Backyard BBQ


October  4, 2022
2 Ratings
Photo by Julia Gartland
  • Prep time 1 hour 30 minutes
  • Cook time 5 minutes
  • Makes 7 cups
Author Notes

Should coleslaw include mayonnaise? Some folks swear by a vinegar-based slaw, while others prefer something creamier. In this recipe, we found the middle ground, with a restrained amount of mayo, plus tangy Greek yogurt and tangier cider vinegar. (Note: Any fat content works for the yogurt, but whole-milk or two-percent are preferable. And other vinegars, like rice or white wine, can be swapped in.)

Beyond the dressing, the biggest challenge with coleslaw is that the longer it sits, the soggier it gets. To fix this, we season the sliced vegetables with salt and sugar in advance. After hanging out for about an hour, the excess moisture gets squeezed out, yielding a coleslaw that can be made ahead of time—a few hours, even days—without becoming soggy.

The cabbage variety is flexible. A mixture of red and green brings nice color contrast, but you can certainly use savoy or napa, or a mix. We also added some grated carrots—a classic addition that brings along subtle sweetness and bright color. (Just avoid pre-shredded vegetables, which are duller in texture and flavor.)

While coleslaw is often meant as a cooling side—say, next to pulled pork or Nashville hot chicken—a little hot sauce and mustard add a welcome tingle of heat. Likewise, celery seeds and the Middle Eastern spice blend za’atar add woodsy, herbal, nutty notes, which you might not be able to pinpoint, but you’d miss them if they weren’t there.

If you’re looking for cornbread to go with, check out the recipe for Our Best Cornbread. —Josh Cohen

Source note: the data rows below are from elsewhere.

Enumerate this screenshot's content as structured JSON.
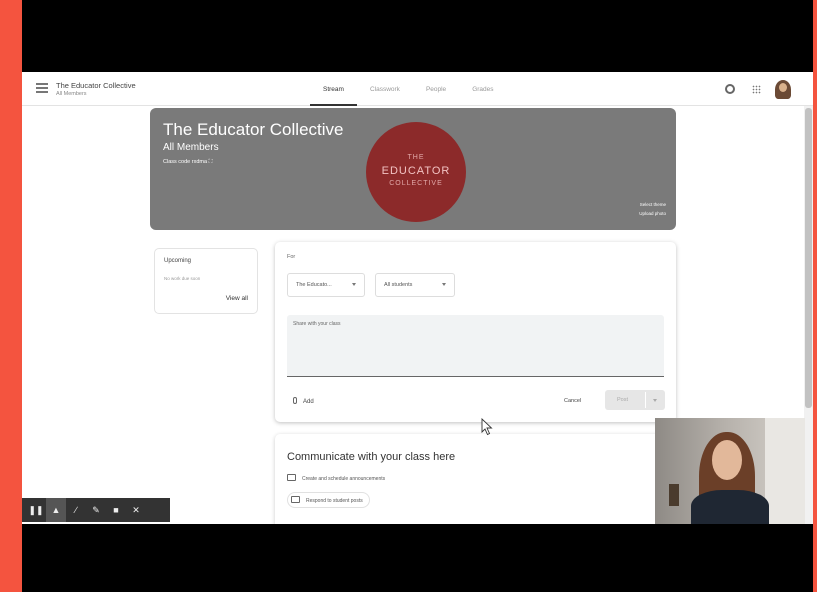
{
  "app": {
    "class_title": "The Educator Collective",
    "class_subtitle": "All Members"
  },
  "tabs": [
    {
      "label": "Stream",
      "active": true
    },
    {
      "label": "Classwork",
      "active": false
    },
    {
      "label": "People",
      "active": false
    },
    {
      "label": "Grades",
      "active": false
    }
  ],
  "banner": {
    "title": "The Educator Collective",
    "subtitle": "All Members",
    "class_code_label": "Class code",
    "class_code": "rxdma",
    "badge_line1": "THE",
    "badge_line2": "EDUCATOR",
    "badge_line3": "COLLECTIVE",
    "select_theme": "Select theme",
    "upload_photo": "Upload photo",
    "color": "#7a7a7a",
    "badge_color": "#8c2a2a"
  },
  "upcoming": {
    "heading": "Upcoming",
    "note": "No work due soon",
    "view_all": "View all"
  },
  "composer": {
    "for_label": "For",
    "class_select": "The Educato...",
    "students_select": "All students",
    "share_placeholder": "Share with your class",
    "add_label": "Add",
    "cancel_label": "Cancel",
    "post_label": "Post"
  },
  "communicate": {
    "title": "Communicate with your class here",
    "item1": "Create and schedule announcements",
    "item2": "Respond to student posts"
  },
  "icons": {
    "menu": "menu-icon",
    "settings": "gear-icon",
    "apps": "apps-grid-icon",
    "attach": "paperclip-icon"
  },
  "toolbar": {
    "tools": [
      "pause",
      "pointer",
      "pen",
      "highlighter",
      "camera",
      "close"
    ]
  }
}
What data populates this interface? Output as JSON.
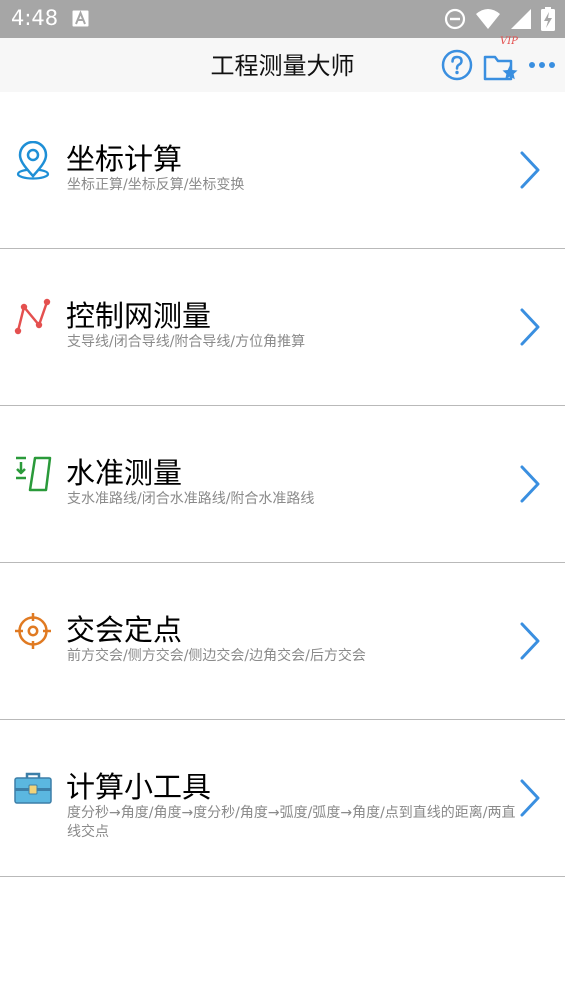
{
  "status": {
    "time": "4:48"
  },
  "appbar": {
    "title": "工程测量大师",
    "vip_label": "VIP"
  },
  "items": [
    {
      "title": "坐标计算",
      "subtitle": "坐标正算/坐标反算/坐标变换"
    },
    {
      "title": "控制网测量",
      "subtitle": "支导线/闭合导线/附合导线/方位角推算"
    },
    {
      "title": "水准测量",
      "subtitle": "支水准路线/闭合水准路线/附合水准路线"
    },
    {
      "title": "交会定点",
      "subtitle": "前方交会/侧方交会/侧边交会/边角交会/后方交会"
    },
    {
      "title": "计算小工具",
      "subtitle": "度分秒→角度/角度→度分秒/角度→弧度/弧度→角度/点到直线的距离/两直线交点"
    }
  ],
  "colors": {
    "accent": "#3a8fe0",
    "location_icon": "#1e8fd6",
    "network_icon": "#e4504f",
    "level_icon": "#2a9a3a",
    "target_icon": "#e07a22",
    "toolbox_icon": "#5bb7e0"
  }
}
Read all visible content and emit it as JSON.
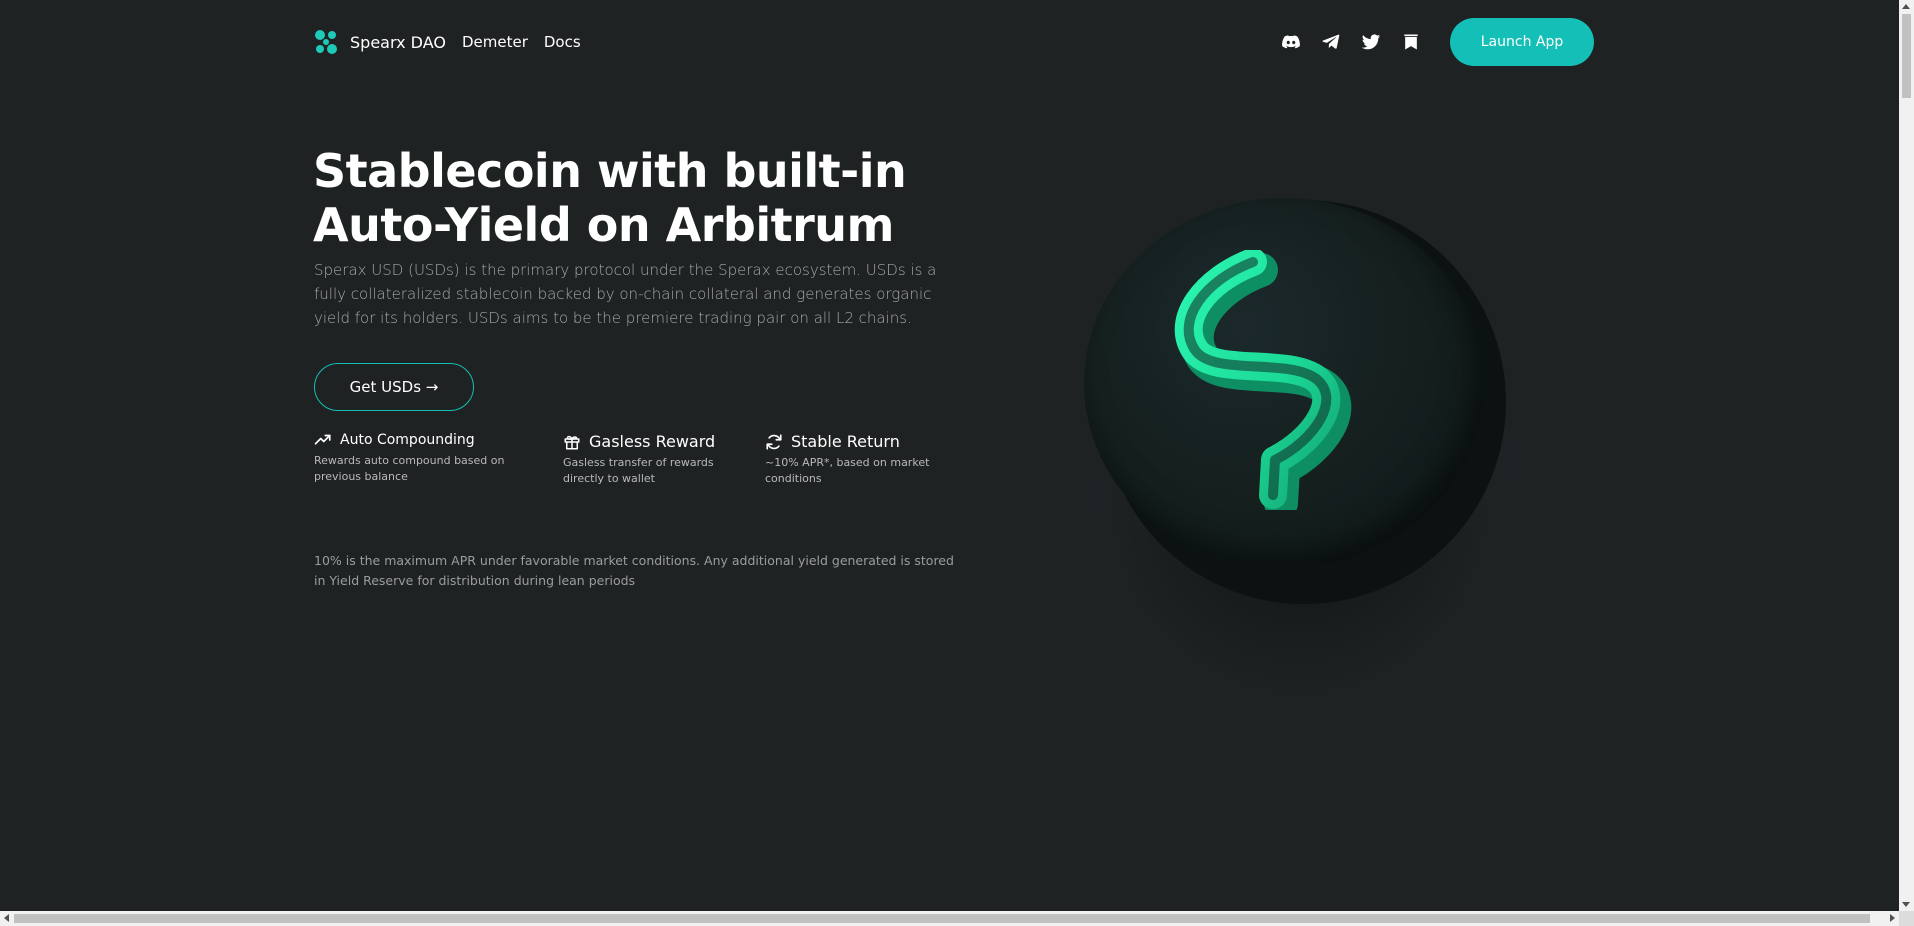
{
  "nav": {
    "brand_name": "Spearx DAO",
    "links": [
      "Demeter",
      "Docs"
    ],
    "socials": [
      "discord-icon",
      "telegram-icon",
      "twitter-icon",
      "medium-icon"
    ],
    "launch_label": "Launch App"
  },
  "hero": {
    "title_line1": "Stablecoin with built-in",
    "title_line2": "Auto-Yield on Arbitrum",
    "description": "Sperax USD (USDs) is the primary protocol under the Sperax ecosystem. USDs is a fully collateralized stablecoin backed by on-chain collateral and generates organic yield for its holders. USDs aims to be the premiere trading pair on all L2 chains.",
    "cta_label": "Get USDs →"
  },
  "features": [
    {
      "icon": "trending-up-icon",
      "title": "Auto Compounding",
      "desc_line1": "Rewards auto compound based on",
      "desc_line2": "previous balance"
    },
    {
      "icon": "gift-icon",
      "title": "Gasless Reward",
      "desc_line1": "Gasless transfer of rewards",
      "desc_line2": "directly to wallet"
    },
    {
      "icon": "refresh-icon",
      "title": "Stable Return",
      "desc_line1": "~10% APR*, based on market",
      "desc_line2": "conditions"
    }
  ],
  "footnote": "10% is the maximum APR under favorable market conditions. Any additional yield generated is stored in Yield Reserve for distribution during lean periods",
  "colors": {
    "background": "#1f2223",
    "accent": "#13bfb6",
    "logo_green": "#1ee3a2"
  }
}
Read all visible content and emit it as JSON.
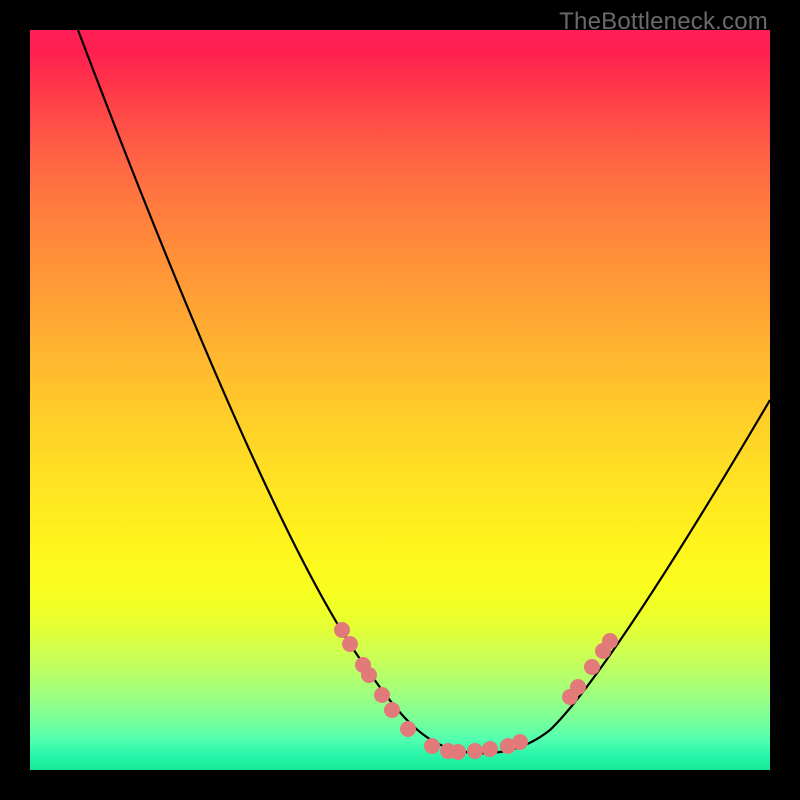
{
  "watermark": "TheBottleneck.com",
  "chart_data": {
    "type": "line",
    "title": "",
    "xlabel": "",
    "ylabel": "",
    "xlim": [
      0,
      100
    ],
    "ylim": [
      0,
      100
    ],
    "background_gradient": {
      "top": "#ff1f57",
      "mid": "#ffe522",
      "bottom": "#18e898"
    },
    "series": [
      {
        "name": "bottleneck-curve",
        "x": [
          6,
          15,
          25,
          35,
          42,
          48,
          53,
          57,
          62,
          68,
          75,
          82,
          90,
          100
        ],
        "y": [
          100,
          78,
          54,
          34,
          22,
          12,
          6,
          2,
          2,
          6,
          16,
          30,
          44,
          60
        ],
        "stroke": "#000000"
      }
    ],
    "markers": {
      "name": "highlighted-points",
      "color": "#e37a7a",
      "x": [
        42,
        43,
        45,
        46,
        48,
        49,
        51,
        54,
        56,
        58,
        60,
        62,
        64,
        66,
        73,
        74,
        76,
        77,
        78
      ],
      "y": [
        19,
        17,
        14,
        13,
        10,
        8,
        6,
        3,
        2.5,
        2.4,
        2.5,
        2.6,
        3,
        3.8,
        10,
        11,
        14,
        16,
        17
      ]
    }
  }
}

What You'll Need
  • 1/2 medium green cabbage, cored and sliced into ⅛ inch-thin ribbons
  • 1/2 small red cabbage, cored and sliced into ⅛ inch-thin ribbons
  • 4 medium carrots, peeled and grated on the large holes of a box grater
  • 1 tablespoon plus 1 teaspoon kosher salt, plus more to taste
  • 2 teaspoons granulated sugar
  • 2/3 cup mayonnaise
  • 1/3 cup Greek yogurt
  • 1/3 cup apple cider vinegar
  • 3 tablespoons honey
  • 2 teaspoons Dijon mustard
  • 1 teaspoon Tabasco (or another hot sauce)
  • 3/4 teaspoon za’atar
  • 1/2 teaspoon celery seeds
  • 3/4 cup loosely packed parsley leaves, roughly chopped
  1. Add the green cabbage, red cabbage, and carrot to a large mixing bowl. Season with the salt and sugar. Mix and massage the cabbage mixture for 1 minute, then set aside to marinate for 1 hour.
  2. After 1 hour, squeeze out the excess liquid from the cabbage, one handful at a time. Discard the excess liquid and transfer the drained cabbage mixture to a new bowl.
  3. Add the remaining ingredients, except for the parsley, to a small mixing bowl, and whisk to combine. Pour this mixture over the cabbage, add the parsley, and stir to combine. Taste, and season with salt as needed. Serve immediately, or refrigerate the coleslaw for up to 3 days.

See what other Food52ers are saying.

  • pamelalee
  • Josh Cohen
    Josh Cohen
  • Nancy Littlefield
    Nancy Littlefield
  • bash

6 Reviews

Nancy L. June 3, 2020
Is there a rinse step I missed? Otherwise turns out way too salty....
bash May 5, 2020
any substitutes for za'tar? not something in the cupboard at the moment -
Josh C. May 6, 2020
Hi bash, to be honest the Za'atar is more of a flourish than an essential ingredient in this recipe (so you can just omit), but it does add a subtly woodsy flavor. If you don't have Za'atar, try substituting a pinch of dried oregano and/or dried thyme. Za'atar is just a blend of spices (and this blend varies depending on where you buy it), but the spice blend usually includes dried thyme, sumac, and toasted sesame seeds.
bash May 6, 2020
thanks! I had a bit of an idea of the blend - but it's the sumac is what gives it that special edge - I'll experiment!

pamelalee May 4, 2020
You listed za'atar and celery seeds twice in your ingredient list. I assume that was an error?
Josh C. May 4, 2020
Thanks for pointing this out this error - we corrected it just now